::: STUDY MATERIAL :::

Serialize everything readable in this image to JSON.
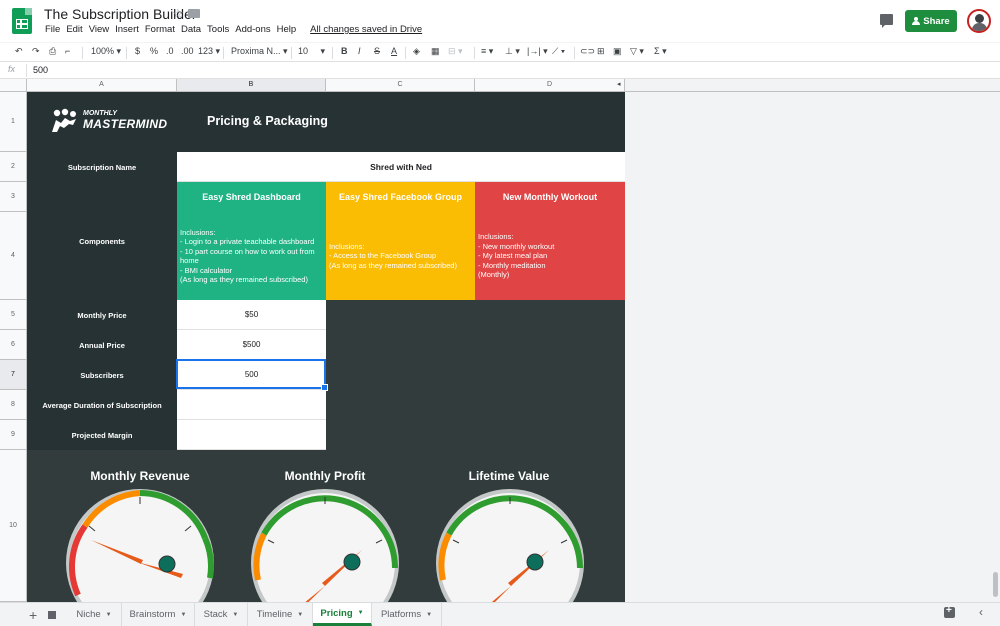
{
  "app": {
    "title": "The Subscription Builder",
    "save_status": "All changes saved in Drive",
    "share_label": "Share",
    "menu": [
      "File",
      "Edit",
      "View",
      "Insert",
      "Format",
      "Data",
      "Tools",
      "Add-ons",
      "Help"
    ]
  },
  "toolbar": {
    "zoom": "100%",
    "currency": "$",
    "percent": "%",
    "dec_less": ".0",
    "dec_more": ".00",
    "number_format": "123",
    "font": "Proxima N...",
    "font_size": "10",
    "bold": "B",
    "italic": "I",
    "strike": "S",
    "text_color": "A"
  },
  "formula_bar": {
    "fx": "fx",
    "value": "500"
  },
  "columns": [
    "A",
    "B",
    "C",
    "D"
  ],
  "rows": [
    "1",
    "2",
    "3",
    "4",
    "5",
    "6",
    "7",
    "8",
    "9",
    "10"
  ],
  "sheet": {
    "logo_top": "MONTHLY",
    "logo_bottom": "MASTERMIND",
    "header_title": "Pricing & Packaging",
    "subscription_label": "Subscription Name",
    "subscription_value": "Shred with Ned",
    "components_label": "Components",
    "components": [
      {
        "title": "Easy Shred Dashboard",
        "color": "#1fb383",
        "lines": [
          "Inclusions:",
          "- Login to a private teachable dashboard",
          "- 10 part course on how to work out from home",
          "- BMI calculator",
          "(As long as they remained subscribed)"
        ]
      },
      {
        "title": "Easy Shred Facebook Group",
        "color": "#fbbc04",
        "lines": [
          "Inclusions:",
          "- Access to the Facebook Group",
          "(As long as they remained subscribed)"
        ]
      },
      {
        "title": "New Monthly Workout",
        "color": "#e04444",
        "lines": [
          "Inclusions:",
          "- New monthly workout",
          "- My latest meal plan",
          "- Monthly meditation",
          "(Monthly)"
        ]
      }
    ],
    "rows": [
      {
        "label": "Monthly Price",
        "value": "$50"
      },
      {
        "label": "Annual Price",
        "value": "$500"
      },
      {
        "label": "Subscribers",
        "value": "500"
      },
      {
        "label": "Average Duration of Subscription",
        "value": ""
      },
      {
        "label": "Projected Margin",
        "value": ""
      }
    ]
  },
  "gauges": [
    {
      "title": "Monthly Revenue"
    },
    {
      "title": "Monthly Profit"
    },
    {
      "title": "Lifetime Value"
    }
  ],
  "colors": {
    "dark_bg": "#263233",
    "selection": "#1a73e8",
    "active_tab": "#188038"
  },
  "tabs": [
    {
      "label": "Niche",
      "active": false
    },
    {
      "label": "Brainstorm",
      "active": false
    },
    {
      "label": "Stack",
      "active": false
    },
    {
      "label": "Timeline",
      "active": false
    },
    {
      "label": "Pricing",
      "active": true
    },
    {
      "label": "Platforms",
      "active": false
    }
  ]
}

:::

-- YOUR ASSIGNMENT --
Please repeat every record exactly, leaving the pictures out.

-- ANSWER TO THIS EXERCISE --
Serialize everything readable in this image to JSON.
{
  "app": {
    "title": "The Subscription Builder",
    "save_status": "All changes saved in Drive",
    "share_label": "Share",
    "menu": [
      "File",
      "Edit",
      "View",
      "Insert",
      "Format",
      "Data",
      "Tools",
      "Add-ons",
      "Help"
    ]
  },
  "toolbar": {
    "zoom": "100%",
    "currency": "$",
    "percent": "%",
    "dec_less": ".0",
    "dec_more": ".00",
    "number_format": "123",
    "font": "Proxima N...",
    "font_size": "10",
    "bold": "B",
    "italic": "I",
    "strike": "S",
    "text_color": "A"
  },
  "formula_bar": {
    "fx": "fx",
    "value": "500"
  },
  "columns": [
    "A",
    "B",
    "C",
    "D"
  ],
  "rows": [
    "1",
    "2",
    "3",
    "4",
    "5",
    "6",
    "7",
    "8",
    "9",
    "10"
  ],
  "sheet": {
    "logo_top": "MONTHLY",
    "logo_bottom": "MASTERMIND",
    "header_title": "Pricing & Packaging",
    "subscription_label": "Subscription Name",
    "subscription_value": "Shred with Ned",
    "components_label": "Components",
    "components": [
      {
        "title": "Easy Shred Dashboard",
        "color": "#1fb383",
        "lines": [
          "Inclusions:",
          "- Login to a private teachable dashboard",
          "- 10 part course on how to work out from home",
          "- BMI calculator",
          "(As long as they remained subscribed)"
        ]
      },
      {
        "title": "Easy Shred Facebook Group",
        "color": "#fbbc04",
        "lines": [
          "Inclusions:",
          "- Access to the Facebook Group",
          "(As long as they remained subscribed)"
        ]
      },
      {
        "title": "New Monthly Workout",
        "color": "#e04444",
        "lines": [
          "Inclusions:",
          "- New monthly workout",
          "- My latest meal plan",
          "- Monthly meditation",
          "(Monthly)"
        ]
      }
    ],
    "rows": [
      {
        "label": "Monthly Price",
        "value": "$50"
      },
      {
        "label": "Annual Price",
        "value": "$500"
      },
      {
        "label": "Subscribers",
        "value": "500"
      },
      {
        "label": "Average Duration of Subscription",
        "value": ""
      },
      {
        "label": "Projected Margin",
        "value": ""
      }
    ]
  },
  "gauges": [
    {
      "title": "Monthly Revenue"
    },
    {
      "title": "Monthly Profit"
    },
    {
      "title": "Lifetime Value"
    }
  ],
  "colors": {
    "dark_bg": "#263233",
    "selection": "#1a73e8",
    "active_tab": "#188038"
  },
  "tabs": [
    {
      "label": "Niche",
      "active": false
    },
    {
      "label": "Brainstorm",
      "active": false
    },
    {
      "label": "Stack",
      "active": false
    },
    {
      "label": "Timeline",
      "active": false
    },
    {
      "label": "Pricing",
      "active": true
    },
    {
      "label": "Platforms",
      "active": false
    }
  ]
}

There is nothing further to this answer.